Born-digital archives are archives that have started their life as digital documents (for example, as a spreadsheet or as a digital photograph) and have been used in this format throughout their life, before being transferred to the archive in a digital format.
They differ from digitised archives because there is no 'original' document for you to go and see at the archive. There is also the opportunity to do different kinds of research with them than you can do with physical documents that have been digitised.
Very few archives are entirely digital at present. Usually they are what we call 'hybrid collections'. These included a mix of born-digital and paper records.
Although the records are digital, you will not always be able to access them remotely - some archives provide on-site only access to digital collections. This is because of concerns around the ease of copying, altering and re-using digital records.
Although web archives are born-digital collections, they have a specific set of issues and so are discussed on a separate page.
Born digital archives create new possibilities for research but they also have their own unique problems.
The discipline of Digital Humanities has evolved to take advantage of the characteristics of both born-digital and large-scale digitsation projects (such as historic newspapers).
The School of Advanced Study has a free on-line course in text mining techniques, including topic modelling:
Programming Historian provides free online lessons in a huge range of techniques, including visualisation and textual analysis. The website is available in English, French and Spanish.
This is the process of scanning groups of texts to detect word and phrase patterns within them. Much of archival research depends on searching for words across catalogues or texts. This technique enables the text to tell you what research topics are likely to be found within it instead.
This can be something as simple as a chart or graph derived from a dataset, through plotting geospatial data from archives on maps, through to generating artworks from archive data.
Although more often associated with wrongdoing, these techniques have also been applied to born digital archives by literary scholars.

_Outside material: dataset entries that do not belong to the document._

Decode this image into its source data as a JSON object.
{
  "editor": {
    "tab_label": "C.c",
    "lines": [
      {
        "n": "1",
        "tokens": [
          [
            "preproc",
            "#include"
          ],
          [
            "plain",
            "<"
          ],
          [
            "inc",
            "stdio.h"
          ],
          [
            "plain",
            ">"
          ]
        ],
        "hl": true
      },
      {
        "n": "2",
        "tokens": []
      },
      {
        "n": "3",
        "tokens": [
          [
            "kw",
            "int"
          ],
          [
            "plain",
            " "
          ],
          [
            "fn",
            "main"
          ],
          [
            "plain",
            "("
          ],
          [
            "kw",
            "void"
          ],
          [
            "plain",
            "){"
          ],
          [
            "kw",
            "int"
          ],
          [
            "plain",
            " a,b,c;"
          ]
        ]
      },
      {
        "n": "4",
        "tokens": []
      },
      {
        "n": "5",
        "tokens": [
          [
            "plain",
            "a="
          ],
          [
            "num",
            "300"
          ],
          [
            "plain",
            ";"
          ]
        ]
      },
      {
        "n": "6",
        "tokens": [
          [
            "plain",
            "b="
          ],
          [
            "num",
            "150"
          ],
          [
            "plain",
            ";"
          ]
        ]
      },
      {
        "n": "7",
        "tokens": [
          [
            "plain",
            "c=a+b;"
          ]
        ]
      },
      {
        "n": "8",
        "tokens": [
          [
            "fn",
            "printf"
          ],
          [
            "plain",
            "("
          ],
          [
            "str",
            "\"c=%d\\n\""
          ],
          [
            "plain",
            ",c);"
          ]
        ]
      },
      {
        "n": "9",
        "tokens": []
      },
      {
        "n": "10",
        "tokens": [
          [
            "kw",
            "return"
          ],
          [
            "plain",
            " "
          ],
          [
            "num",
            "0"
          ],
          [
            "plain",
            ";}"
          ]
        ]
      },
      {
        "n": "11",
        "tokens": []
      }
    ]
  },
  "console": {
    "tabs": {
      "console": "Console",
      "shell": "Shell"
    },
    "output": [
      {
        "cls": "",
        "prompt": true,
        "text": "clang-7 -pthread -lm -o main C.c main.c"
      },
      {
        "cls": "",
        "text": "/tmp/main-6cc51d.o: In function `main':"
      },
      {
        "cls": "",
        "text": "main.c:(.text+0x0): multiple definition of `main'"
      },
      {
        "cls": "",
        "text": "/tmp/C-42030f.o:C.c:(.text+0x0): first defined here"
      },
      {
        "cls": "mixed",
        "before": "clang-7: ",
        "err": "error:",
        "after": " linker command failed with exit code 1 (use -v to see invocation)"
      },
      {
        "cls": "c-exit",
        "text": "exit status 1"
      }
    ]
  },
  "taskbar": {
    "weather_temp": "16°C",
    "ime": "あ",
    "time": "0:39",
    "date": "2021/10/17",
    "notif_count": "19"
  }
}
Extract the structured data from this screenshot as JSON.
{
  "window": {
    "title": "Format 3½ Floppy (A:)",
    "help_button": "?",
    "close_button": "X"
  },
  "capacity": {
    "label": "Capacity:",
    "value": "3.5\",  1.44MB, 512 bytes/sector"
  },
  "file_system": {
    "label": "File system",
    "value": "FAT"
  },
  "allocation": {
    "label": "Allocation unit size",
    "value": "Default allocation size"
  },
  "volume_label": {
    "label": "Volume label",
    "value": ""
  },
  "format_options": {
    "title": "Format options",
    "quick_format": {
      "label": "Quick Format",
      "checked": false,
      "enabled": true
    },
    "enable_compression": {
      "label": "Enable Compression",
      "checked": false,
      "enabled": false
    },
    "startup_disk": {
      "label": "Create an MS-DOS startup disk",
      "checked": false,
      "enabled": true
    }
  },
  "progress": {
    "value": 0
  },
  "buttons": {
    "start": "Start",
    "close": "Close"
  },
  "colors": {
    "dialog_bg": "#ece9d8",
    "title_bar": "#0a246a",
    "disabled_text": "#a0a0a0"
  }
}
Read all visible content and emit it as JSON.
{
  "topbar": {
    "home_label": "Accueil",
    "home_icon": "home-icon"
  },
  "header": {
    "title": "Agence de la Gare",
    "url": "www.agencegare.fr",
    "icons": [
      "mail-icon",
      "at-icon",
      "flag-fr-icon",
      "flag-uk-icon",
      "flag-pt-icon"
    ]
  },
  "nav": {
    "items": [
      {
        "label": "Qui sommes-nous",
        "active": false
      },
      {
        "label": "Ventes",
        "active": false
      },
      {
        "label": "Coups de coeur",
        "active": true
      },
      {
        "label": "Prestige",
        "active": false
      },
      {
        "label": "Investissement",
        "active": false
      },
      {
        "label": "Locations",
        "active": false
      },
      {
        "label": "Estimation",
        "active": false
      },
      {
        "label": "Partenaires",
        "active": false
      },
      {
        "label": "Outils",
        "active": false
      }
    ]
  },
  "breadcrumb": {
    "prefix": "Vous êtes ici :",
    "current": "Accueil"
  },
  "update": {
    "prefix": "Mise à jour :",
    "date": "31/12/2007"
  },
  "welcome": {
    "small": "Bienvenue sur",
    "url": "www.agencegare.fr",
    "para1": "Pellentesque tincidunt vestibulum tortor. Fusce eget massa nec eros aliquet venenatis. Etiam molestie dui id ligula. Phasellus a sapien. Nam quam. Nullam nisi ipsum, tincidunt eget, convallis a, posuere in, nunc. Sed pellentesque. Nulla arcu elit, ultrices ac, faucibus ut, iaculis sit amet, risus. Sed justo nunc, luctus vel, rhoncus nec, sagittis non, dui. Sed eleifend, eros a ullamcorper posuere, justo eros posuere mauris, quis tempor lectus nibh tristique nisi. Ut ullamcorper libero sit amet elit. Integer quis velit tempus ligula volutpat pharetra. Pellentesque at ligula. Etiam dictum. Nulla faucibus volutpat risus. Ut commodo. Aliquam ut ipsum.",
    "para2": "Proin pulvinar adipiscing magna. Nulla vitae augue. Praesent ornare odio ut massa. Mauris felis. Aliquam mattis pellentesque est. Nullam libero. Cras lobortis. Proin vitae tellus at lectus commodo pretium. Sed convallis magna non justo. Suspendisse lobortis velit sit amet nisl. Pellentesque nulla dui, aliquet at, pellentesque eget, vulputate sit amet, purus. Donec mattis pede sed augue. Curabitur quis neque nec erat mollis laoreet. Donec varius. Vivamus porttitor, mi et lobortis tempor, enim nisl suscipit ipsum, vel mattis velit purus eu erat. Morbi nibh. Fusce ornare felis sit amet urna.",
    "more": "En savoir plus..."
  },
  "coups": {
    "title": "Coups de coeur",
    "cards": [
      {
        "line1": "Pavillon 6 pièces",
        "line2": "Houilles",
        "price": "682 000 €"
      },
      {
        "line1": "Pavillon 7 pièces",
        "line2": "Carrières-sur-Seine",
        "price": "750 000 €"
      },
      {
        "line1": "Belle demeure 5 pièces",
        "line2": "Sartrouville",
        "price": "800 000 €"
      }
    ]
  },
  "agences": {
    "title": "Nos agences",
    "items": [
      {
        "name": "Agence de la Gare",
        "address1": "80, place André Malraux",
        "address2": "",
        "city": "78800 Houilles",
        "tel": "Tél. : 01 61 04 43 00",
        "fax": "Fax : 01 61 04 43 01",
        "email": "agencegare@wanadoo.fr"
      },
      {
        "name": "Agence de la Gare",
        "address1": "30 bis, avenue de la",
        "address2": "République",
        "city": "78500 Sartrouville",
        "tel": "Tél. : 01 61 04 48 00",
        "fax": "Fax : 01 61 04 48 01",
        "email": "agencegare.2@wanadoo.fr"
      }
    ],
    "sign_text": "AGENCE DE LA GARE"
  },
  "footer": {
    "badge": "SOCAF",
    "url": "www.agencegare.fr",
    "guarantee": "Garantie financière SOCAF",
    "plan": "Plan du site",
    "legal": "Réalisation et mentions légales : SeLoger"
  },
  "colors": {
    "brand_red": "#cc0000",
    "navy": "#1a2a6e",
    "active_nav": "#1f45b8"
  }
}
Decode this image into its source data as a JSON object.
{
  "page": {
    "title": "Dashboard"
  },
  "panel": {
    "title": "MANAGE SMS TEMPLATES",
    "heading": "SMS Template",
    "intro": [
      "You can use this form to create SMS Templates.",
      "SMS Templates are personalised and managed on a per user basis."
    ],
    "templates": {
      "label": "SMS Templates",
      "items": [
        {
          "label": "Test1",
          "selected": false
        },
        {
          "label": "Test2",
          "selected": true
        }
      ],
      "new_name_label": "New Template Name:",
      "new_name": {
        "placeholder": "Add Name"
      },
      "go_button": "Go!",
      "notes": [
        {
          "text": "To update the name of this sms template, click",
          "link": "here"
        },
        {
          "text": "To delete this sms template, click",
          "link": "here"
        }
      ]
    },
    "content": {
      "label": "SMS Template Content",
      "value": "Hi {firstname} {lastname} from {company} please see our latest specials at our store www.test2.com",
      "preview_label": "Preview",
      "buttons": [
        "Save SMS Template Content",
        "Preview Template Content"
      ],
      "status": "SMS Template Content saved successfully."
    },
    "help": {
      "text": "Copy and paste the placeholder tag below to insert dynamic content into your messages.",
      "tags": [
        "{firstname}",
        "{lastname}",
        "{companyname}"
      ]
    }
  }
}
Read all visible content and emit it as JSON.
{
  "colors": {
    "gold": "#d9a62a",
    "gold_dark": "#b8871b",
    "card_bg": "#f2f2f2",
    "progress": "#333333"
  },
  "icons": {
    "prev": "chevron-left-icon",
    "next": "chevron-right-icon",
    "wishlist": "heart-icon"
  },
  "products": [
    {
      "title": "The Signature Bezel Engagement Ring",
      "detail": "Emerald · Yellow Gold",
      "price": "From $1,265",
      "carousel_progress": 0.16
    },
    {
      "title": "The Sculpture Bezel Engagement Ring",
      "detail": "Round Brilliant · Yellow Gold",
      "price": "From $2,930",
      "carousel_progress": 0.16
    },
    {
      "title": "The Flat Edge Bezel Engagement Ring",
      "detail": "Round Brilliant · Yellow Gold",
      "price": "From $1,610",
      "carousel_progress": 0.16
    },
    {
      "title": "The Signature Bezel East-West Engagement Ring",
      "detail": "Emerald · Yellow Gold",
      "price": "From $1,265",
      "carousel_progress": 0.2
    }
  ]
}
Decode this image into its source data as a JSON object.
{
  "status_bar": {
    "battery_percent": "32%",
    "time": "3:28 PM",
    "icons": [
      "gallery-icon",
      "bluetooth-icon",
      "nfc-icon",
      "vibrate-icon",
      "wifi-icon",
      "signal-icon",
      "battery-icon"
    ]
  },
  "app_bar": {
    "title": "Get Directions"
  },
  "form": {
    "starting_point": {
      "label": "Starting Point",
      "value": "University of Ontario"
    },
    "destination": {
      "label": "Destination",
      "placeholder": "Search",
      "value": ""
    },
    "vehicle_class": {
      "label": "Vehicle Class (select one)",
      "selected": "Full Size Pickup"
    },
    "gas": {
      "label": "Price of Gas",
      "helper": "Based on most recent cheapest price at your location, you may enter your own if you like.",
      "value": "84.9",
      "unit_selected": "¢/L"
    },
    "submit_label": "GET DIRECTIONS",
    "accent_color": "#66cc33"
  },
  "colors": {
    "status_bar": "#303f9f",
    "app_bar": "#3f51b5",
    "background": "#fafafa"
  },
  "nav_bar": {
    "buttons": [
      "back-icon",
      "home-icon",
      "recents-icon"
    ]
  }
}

If you would like to read more on issues in this area, we recommend the following. Westminster students should have access to the journal articles but you may need to log in.